Task objective:
For every line in the data below that contains "JSON", copy the line.

Material shown:
BEGIN

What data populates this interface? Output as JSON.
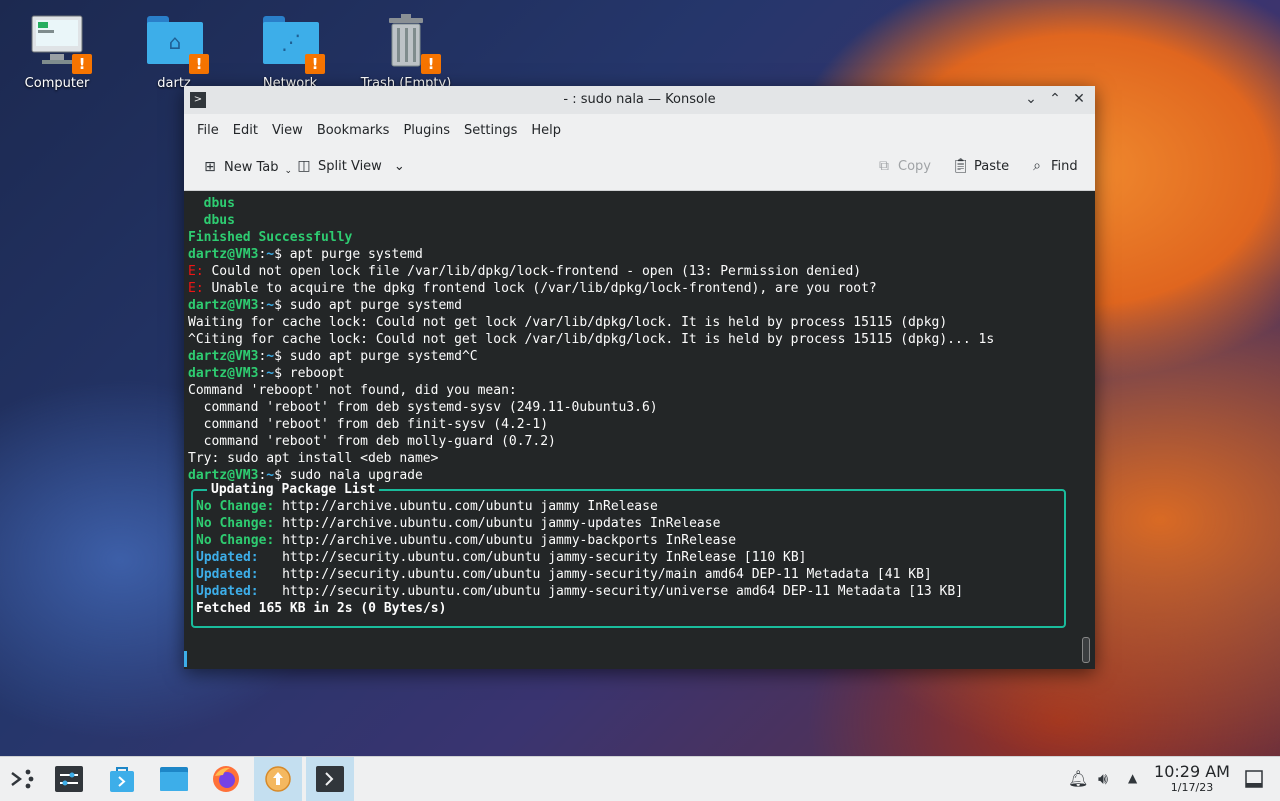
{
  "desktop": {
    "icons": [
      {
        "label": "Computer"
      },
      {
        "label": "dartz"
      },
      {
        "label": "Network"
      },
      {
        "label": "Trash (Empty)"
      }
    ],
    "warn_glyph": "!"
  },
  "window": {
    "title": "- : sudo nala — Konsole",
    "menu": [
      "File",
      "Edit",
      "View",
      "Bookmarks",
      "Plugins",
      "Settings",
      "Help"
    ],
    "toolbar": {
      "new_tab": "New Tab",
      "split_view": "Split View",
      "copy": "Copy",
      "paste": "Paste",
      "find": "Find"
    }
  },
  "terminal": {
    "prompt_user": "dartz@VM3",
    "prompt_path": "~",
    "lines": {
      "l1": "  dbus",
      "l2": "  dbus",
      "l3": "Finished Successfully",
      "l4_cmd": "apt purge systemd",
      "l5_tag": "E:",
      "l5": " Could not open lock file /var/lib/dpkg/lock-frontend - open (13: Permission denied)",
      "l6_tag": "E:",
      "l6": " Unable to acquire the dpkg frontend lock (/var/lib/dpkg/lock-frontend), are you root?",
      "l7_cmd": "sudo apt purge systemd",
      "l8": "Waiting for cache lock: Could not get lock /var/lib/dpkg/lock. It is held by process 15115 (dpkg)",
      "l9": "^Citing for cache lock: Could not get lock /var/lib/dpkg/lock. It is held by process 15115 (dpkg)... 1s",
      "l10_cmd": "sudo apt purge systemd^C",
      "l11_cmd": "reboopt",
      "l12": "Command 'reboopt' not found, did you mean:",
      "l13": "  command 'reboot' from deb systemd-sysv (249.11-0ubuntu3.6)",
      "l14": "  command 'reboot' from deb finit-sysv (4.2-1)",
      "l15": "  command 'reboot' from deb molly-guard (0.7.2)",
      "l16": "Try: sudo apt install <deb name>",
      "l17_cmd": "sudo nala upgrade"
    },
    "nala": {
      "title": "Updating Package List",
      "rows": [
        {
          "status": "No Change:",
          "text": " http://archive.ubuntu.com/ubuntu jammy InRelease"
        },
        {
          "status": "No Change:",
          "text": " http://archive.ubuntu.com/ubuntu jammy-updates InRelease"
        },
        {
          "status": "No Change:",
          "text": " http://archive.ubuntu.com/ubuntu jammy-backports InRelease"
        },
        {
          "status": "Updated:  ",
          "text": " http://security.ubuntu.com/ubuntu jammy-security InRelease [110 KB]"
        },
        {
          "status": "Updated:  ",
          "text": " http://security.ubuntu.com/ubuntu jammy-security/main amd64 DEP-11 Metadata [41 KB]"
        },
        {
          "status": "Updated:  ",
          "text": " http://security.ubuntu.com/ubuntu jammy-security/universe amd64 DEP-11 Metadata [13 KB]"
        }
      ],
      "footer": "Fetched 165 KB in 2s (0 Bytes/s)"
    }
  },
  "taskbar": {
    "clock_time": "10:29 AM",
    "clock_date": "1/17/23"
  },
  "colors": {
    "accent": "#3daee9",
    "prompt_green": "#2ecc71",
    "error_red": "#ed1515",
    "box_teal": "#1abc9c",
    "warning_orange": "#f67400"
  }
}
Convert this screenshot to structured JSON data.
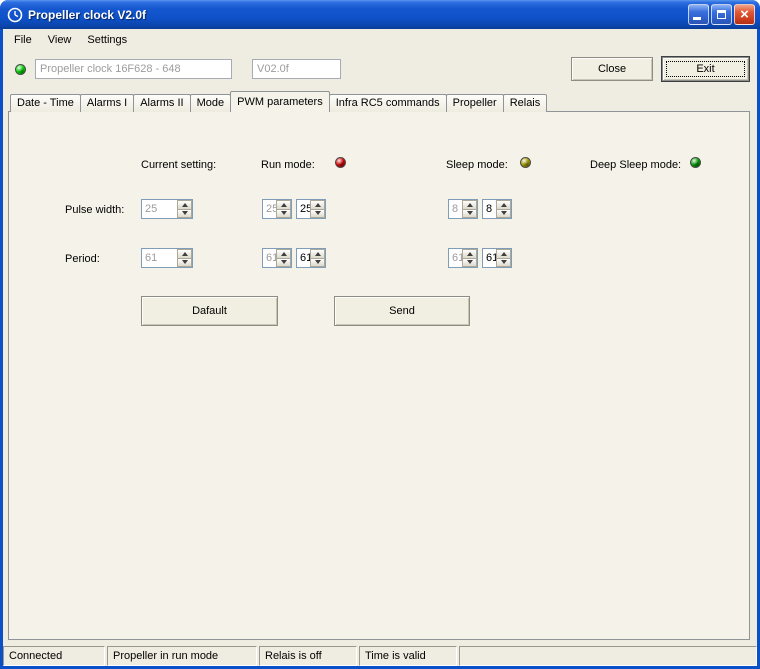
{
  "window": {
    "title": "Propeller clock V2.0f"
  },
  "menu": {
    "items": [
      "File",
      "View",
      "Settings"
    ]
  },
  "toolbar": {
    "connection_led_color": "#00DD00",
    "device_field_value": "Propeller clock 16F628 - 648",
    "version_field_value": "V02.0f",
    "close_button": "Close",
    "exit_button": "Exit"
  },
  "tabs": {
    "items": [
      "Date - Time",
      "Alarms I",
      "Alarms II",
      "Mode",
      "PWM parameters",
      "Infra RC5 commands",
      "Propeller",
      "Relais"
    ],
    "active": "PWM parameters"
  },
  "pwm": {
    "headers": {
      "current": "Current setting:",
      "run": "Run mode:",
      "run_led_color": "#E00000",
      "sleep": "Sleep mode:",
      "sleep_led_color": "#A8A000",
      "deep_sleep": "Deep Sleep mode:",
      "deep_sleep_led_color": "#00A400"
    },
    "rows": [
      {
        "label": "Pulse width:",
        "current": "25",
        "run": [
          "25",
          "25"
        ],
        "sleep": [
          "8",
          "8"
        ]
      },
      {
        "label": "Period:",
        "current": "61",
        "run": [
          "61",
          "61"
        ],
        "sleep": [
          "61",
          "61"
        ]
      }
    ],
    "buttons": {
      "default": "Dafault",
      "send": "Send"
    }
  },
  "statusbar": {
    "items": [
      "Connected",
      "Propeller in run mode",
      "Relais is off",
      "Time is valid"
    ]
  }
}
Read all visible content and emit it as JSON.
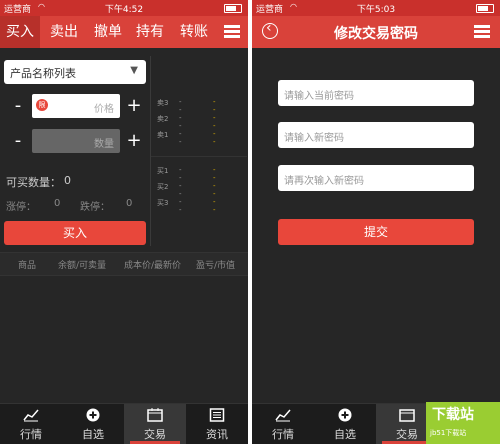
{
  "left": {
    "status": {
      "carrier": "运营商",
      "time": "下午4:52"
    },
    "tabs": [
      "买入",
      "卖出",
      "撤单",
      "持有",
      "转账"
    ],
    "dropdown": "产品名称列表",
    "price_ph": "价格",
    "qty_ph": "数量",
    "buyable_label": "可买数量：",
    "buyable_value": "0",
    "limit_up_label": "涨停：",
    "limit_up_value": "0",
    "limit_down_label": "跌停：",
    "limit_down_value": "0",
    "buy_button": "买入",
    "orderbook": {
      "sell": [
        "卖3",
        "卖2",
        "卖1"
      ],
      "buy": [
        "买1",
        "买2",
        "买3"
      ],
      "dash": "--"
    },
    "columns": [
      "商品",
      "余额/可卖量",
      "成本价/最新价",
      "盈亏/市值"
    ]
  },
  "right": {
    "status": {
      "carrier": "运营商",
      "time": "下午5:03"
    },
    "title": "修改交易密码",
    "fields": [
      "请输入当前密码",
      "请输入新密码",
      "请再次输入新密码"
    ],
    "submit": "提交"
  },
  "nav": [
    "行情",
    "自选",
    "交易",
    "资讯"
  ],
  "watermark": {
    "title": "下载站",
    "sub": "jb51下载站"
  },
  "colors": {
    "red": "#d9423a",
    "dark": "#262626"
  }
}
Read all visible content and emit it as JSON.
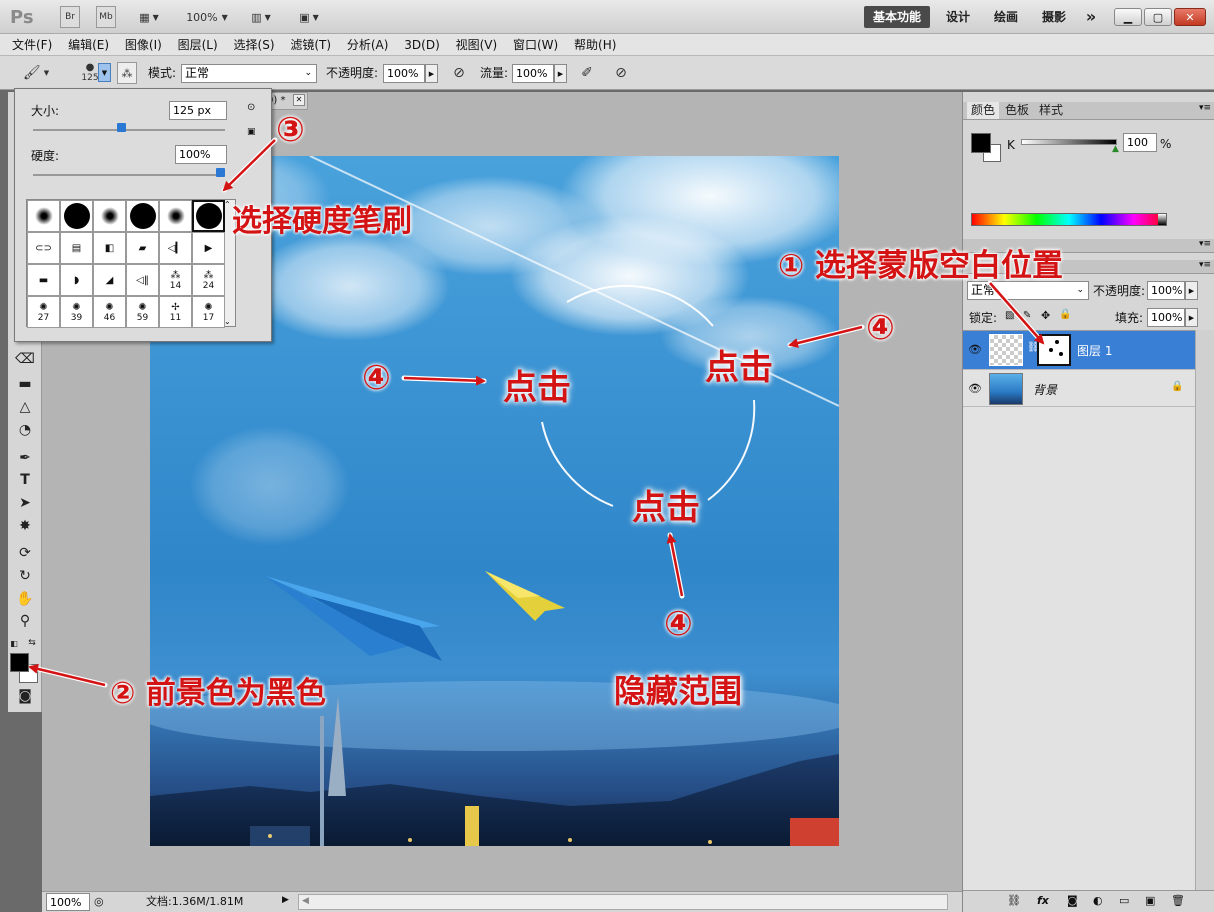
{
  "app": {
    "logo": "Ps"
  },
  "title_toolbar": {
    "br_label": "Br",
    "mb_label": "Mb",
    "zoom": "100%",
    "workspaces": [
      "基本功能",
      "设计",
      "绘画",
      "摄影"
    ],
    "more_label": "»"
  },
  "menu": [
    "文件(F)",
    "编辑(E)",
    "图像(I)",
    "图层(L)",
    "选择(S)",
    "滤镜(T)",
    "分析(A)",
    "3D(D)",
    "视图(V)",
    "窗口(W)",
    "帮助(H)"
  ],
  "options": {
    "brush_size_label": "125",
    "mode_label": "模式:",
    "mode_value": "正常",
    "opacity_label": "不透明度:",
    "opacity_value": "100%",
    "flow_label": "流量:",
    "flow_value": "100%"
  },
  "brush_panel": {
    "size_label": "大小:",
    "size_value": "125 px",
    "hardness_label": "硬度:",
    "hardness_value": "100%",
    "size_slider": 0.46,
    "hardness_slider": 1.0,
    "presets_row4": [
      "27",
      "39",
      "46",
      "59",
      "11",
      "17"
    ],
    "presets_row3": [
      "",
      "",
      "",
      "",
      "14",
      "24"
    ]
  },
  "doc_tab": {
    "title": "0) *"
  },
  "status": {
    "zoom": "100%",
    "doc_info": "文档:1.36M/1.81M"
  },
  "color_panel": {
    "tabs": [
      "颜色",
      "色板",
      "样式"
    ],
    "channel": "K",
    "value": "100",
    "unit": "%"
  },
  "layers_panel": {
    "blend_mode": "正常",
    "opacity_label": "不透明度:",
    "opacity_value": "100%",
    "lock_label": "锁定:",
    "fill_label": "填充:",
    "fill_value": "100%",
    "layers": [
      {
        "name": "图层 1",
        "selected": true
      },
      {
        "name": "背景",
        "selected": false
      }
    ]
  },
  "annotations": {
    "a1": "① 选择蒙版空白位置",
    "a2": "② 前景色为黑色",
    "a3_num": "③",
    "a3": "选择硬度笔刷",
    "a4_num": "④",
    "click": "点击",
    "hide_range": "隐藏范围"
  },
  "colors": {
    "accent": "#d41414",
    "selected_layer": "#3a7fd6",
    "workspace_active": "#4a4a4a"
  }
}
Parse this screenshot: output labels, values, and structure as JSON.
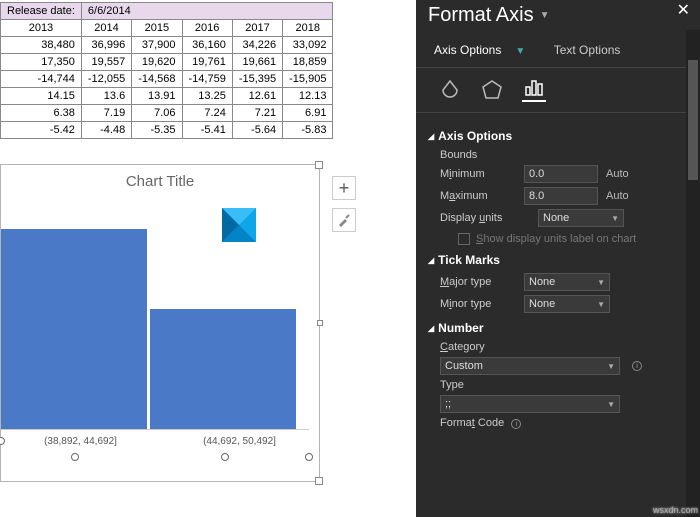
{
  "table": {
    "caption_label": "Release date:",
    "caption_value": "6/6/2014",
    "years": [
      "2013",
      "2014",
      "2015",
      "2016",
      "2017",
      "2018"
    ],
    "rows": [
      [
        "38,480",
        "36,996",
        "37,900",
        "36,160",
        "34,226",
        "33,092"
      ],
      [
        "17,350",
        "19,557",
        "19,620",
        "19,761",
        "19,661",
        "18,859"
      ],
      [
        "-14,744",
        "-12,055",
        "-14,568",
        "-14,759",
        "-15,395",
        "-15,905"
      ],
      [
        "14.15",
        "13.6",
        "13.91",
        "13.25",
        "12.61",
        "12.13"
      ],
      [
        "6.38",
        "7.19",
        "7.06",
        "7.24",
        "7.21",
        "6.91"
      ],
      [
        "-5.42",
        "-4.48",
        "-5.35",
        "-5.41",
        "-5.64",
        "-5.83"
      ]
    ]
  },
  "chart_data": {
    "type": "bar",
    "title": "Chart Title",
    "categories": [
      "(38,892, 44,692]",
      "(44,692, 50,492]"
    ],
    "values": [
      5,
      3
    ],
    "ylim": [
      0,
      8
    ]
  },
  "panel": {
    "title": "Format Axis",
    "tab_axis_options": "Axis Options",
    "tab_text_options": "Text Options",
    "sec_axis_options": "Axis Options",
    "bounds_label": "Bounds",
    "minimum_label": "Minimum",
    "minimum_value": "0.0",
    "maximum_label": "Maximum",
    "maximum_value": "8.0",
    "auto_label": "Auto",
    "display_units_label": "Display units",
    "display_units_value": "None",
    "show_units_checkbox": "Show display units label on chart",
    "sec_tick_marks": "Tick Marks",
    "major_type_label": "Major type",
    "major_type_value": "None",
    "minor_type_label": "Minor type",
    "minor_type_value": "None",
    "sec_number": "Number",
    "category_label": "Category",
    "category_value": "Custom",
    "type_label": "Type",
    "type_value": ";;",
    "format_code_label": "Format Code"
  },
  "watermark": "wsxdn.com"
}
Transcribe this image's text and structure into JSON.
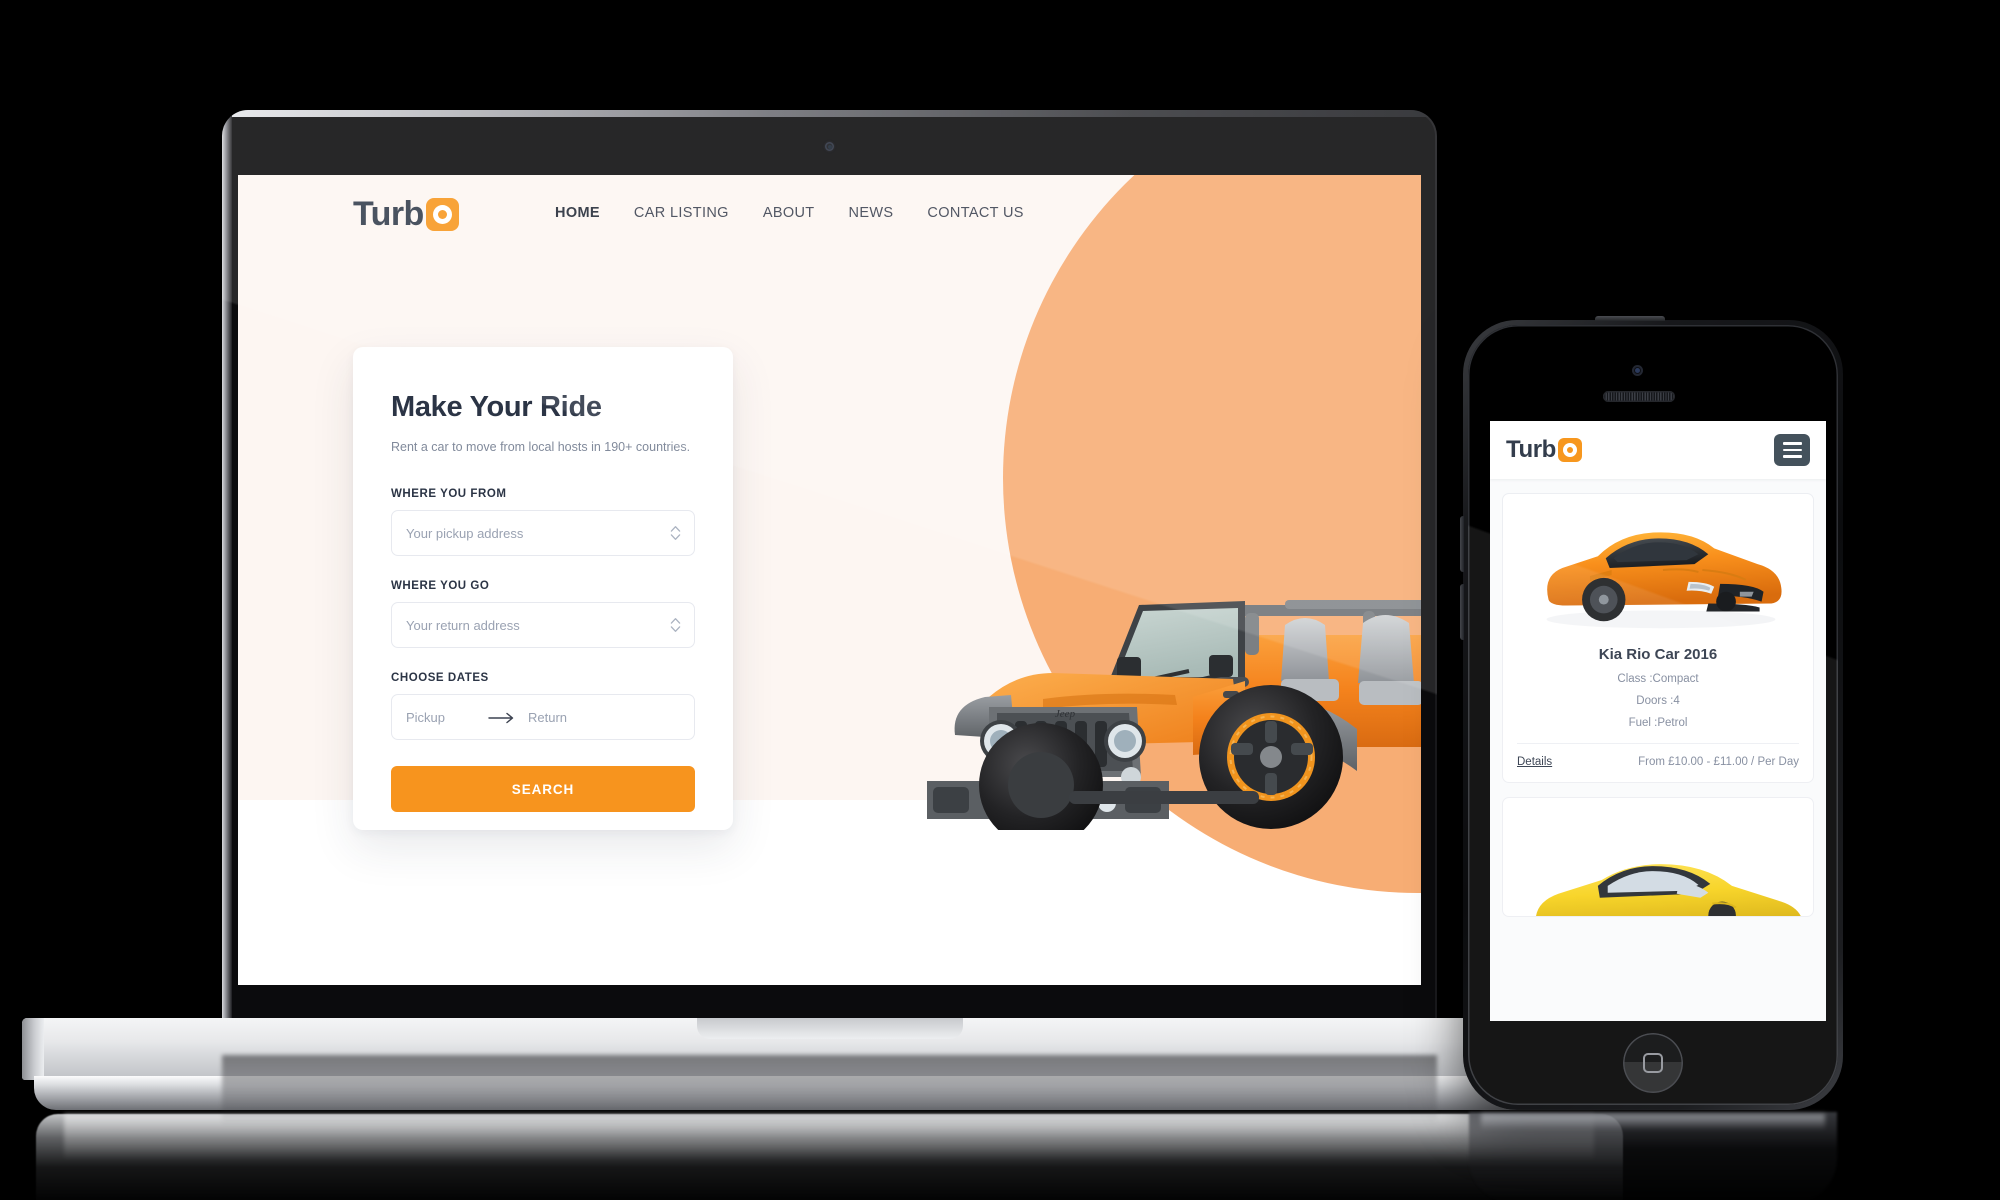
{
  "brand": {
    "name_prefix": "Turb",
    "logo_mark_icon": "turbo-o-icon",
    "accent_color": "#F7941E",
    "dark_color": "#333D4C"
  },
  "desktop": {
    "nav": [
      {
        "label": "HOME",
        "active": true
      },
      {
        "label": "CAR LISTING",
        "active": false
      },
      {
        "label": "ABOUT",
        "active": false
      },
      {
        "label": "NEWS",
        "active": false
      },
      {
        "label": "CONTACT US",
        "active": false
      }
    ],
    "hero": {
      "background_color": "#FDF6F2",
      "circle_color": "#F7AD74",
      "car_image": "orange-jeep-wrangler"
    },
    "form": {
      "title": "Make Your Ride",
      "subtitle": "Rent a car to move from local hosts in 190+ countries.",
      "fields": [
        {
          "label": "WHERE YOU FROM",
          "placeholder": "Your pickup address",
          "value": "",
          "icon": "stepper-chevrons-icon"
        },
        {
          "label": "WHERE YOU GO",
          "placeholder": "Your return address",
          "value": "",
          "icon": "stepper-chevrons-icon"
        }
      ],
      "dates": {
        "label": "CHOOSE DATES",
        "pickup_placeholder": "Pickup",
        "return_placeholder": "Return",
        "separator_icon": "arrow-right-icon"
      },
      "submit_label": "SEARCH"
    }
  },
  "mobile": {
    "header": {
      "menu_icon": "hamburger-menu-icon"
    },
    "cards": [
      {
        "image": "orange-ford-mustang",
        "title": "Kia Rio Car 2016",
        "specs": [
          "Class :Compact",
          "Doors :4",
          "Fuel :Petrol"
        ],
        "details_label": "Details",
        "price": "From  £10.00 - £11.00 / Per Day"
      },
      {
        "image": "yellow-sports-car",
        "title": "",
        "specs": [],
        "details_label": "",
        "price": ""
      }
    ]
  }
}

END

Answer for this exercise:
What data populates this interface? Output as JSON.
Convert this screenshot to structured JSON data.
Read all visible content and emit it as JSON.
Read all visible content and emit it as JSON.
Parse this screenshot: output labels, values, and structure as JSON.
Transcribe this image's text and structure into JSON.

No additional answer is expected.